I’ve been lucky enough in my job to visit an awful lot of bike shops and, there’s a certain kind of dealer that have learned how to get it right. Places like this are all about getting the right bikes at the right price and giving the kind of service that keeps people coming back. Having someone like Kevin Mitchell as just one of your two-stroke specialist mechanics, for example, makes a huge difference. They know their customer, trust in their plan and stick to it, even if that means they aren’t always the cheapest. On the wet Friday morning in February when BikeSocial visits, our conversation is interrupted by a steady stream of people (men, mostly, all of a certain age, all with it seems, at least half a dozen bikes, most of which were bought from here) popping in to say hello, see what’s new and pick up a spare part or drop something off for repairing/plating/painting.
This beautiful 916 is a very early model biposto. Good value at £6999
It’s been a while since I was last here and the biggest change is the number of Ducatis in the showroom. Gary explains, “With the scarcity of good two strokes – and even the sporty 400s - in Japan, we’ve broadened what we sell. Ducatis are good business now and we have a factory-trained mechanic in the workshop, so we can prep and service them properly. We come across some lovely examples and the prices over here are strong enough now for it to be worth our while bringing them in.”

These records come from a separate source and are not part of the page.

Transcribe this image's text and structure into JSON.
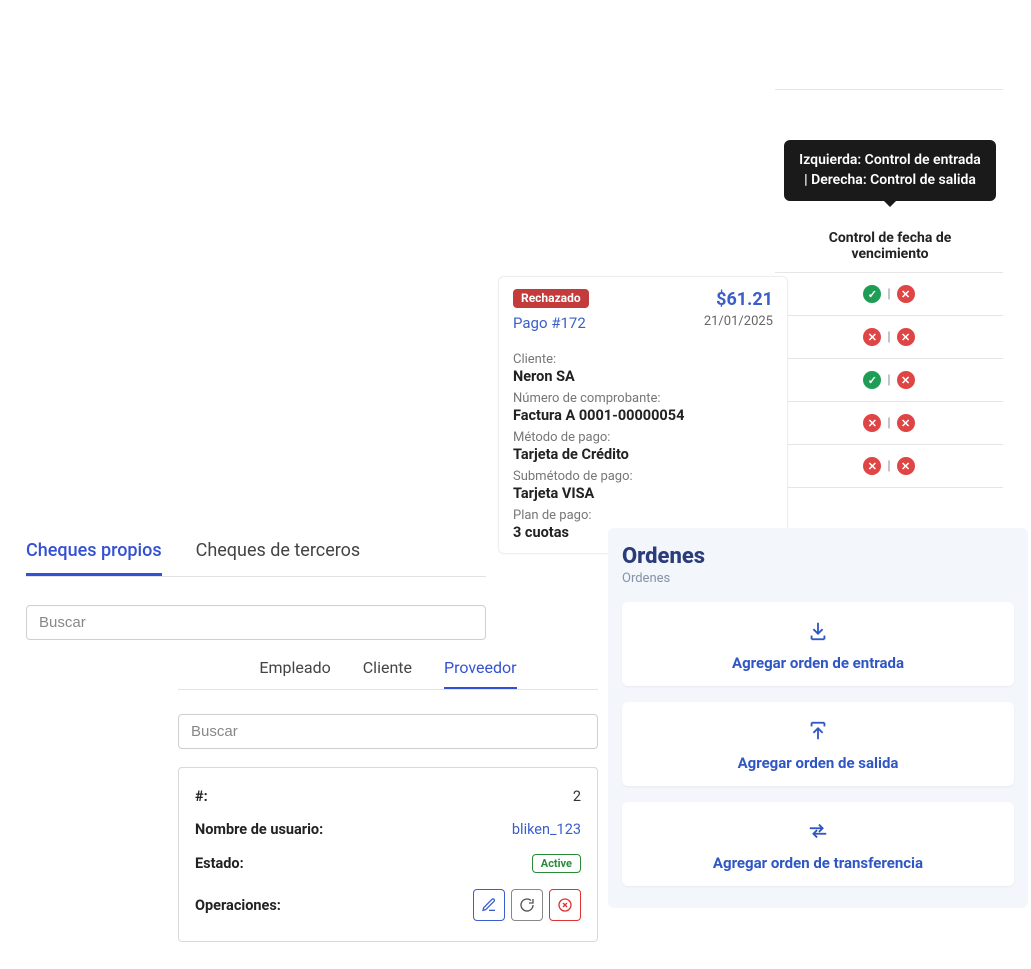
{
  "expiry": {
    "tooltip": "Izquierda: Control de entrada | Derecha: Control de salida",
    "header": "Control de fecha de vencimiento",
    "rows": [
      {
        "left": "ok",
        "right": "no"
      },
      {
        "left": "no",
        "right": "no"
      },
      {
        "left": "ok",
        "right": "no"
      },
      {
        "left": "no",
        "right": "no"
      },
      {
        "left": "no",
        "right": "no"
      }
    ],
    "separator": "|"
  },
  "payment": {
    "status_badge": "Rechazado",
    "title": "Pago #172",
    "amount": "$61.21",
    "date": "21/01/2025",
    "fields": {
      "client_label": "Cliente:",
      "client_value": "Neron SA",
      "receipt_label": "Número de comprobante:",
      "receipt_value": "Factura A 0001-00000054",
      "method_label": "Método de pago:",
      "method_value": "Tarjeta de Crédito",
      "submethod_label": "Submétodo de pago:",
      "submethod_value": "Tarjeta VISA",
      "plan_label": "Plan de pago:",
      "plan_value": "3 cuotas"
    }
  },
  "cheques": {
    "tabs": {
      "own": "Cheques propios",
      "third": "Cheques de terceros"
    },
    "search_placeholder": "Buscar"
  },
  "entity": {
    "tabs": {
      "employee": "Empleado",
      "client": "Cliente",
      "supplier": "Proveedor"
    },
    "search_placeholder": "Buscar",
    "details": {
      "id_label": "#:",
      "id_value": "2",
      "username_label": "Nombre de usuario:",
      "username_value": "bliken_123",
      "state_label": "Estado:",
      "state_badge": "Active",
      "ops_label": "Operaciones:"
    }
  },
  "orders": {
    "title": "Ordenes",
    "subtitle": "Ordenes",
    "actions": {
      "in": "Agregar orden de entrada",
      "out": "Agregar orden de salida",
      "transfer": "Agregar orden de transferencia"
    }
  }
}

While Gary sorts another customer I take a wander round the showroom, drawn to the Yamaha R1-Z (a Japanese-market naked roadster with trellis frame, like a Ducati, TDR250 engine and GP-style exhausts both exiting on the same side) like the one I owned briefly about 20 years ago, only much tidier. And then there’s the YZF750SP – the forgotten WSB special and basis of the bike that brought Nori Haga and Colin Edwards to prominence and Niall Mackenzie won three BSB titles on. This one is spotless, with just 14,000 miles on and at £6499 is a fifth the price of an RC30, despite being much less common.
Zero miles Honda NR750; If you want a test ride, bring the appropriate paperwork – a winning lottery ticket should do fine.
I’m chatting with one of Fastline’s customers about price – he’s got an interesting perspective. “I’ve bought a few bikes from here and, to be honest, I don’t view them as expensive. Compared to a private-sale bike on eBay, 200 miles away with a few blurry pictures, maybe they are a bit more. But eBay is getting expensive – there’s a lot of chancers on there, asking more than the dealers and half the bikes don’t sell anyway. The stuff here is original, in very good condition or better and the guys in the workshop do a proper job before the bike goes out. I trust them.
The shop is getting busy, time for me to leave them to get on with it. As I get ready to leave the Yamaha race bike has been replaced in the workshop by a Honda NSR250 MC21, now also being warmed up with that hypnotic, ‘bring-bring-bring’.
Fastline Superbikes are on 01772 902600 or www.fastline.co.uk